>>>>>

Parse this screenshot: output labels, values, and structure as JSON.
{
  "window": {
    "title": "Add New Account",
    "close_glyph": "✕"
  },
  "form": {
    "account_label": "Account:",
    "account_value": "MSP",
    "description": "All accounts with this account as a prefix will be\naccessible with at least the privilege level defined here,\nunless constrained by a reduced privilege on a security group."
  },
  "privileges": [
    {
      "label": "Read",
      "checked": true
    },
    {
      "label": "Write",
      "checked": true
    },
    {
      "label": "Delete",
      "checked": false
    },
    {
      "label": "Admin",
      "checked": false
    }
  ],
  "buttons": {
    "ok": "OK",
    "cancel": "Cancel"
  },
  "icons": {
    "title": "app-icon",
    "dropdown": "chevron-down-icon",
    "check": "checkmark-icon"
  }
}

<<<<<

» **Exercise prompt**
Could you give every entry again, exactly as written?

» **Reply to the exercise**
Parse this screenshot: output labels, values, and structure as JSON.
{
  "window": {
    "title": "Add New Account",
    "close_glyph": "✕"
  },
  "form": {
    "account_label": "Account:",
    "account_value": "MSP",
    "description": "All accounts with this account as a prefix will be\naccessible with at least the privilege level defined here,\nunless constrained by a reduced privilege on a security group."
  },
  "privileges": [
    {
      "label": "Read",
      "checked": true
    },
    {
      "label": "Write",
      "checked": true
    },
    {
      "label": "Delete",
      "checked": false
    },
    {
      "label": "Admin",
      "checked": false
    }
  ],
  "buttons": {
    "ok": "OK",
    "cancel": "Cancel"
  },
  "icons": {
    "title": "app-icon",
    "dropdown": "chevron-down-icon",
    "check": "checkmark-icon"
  }
}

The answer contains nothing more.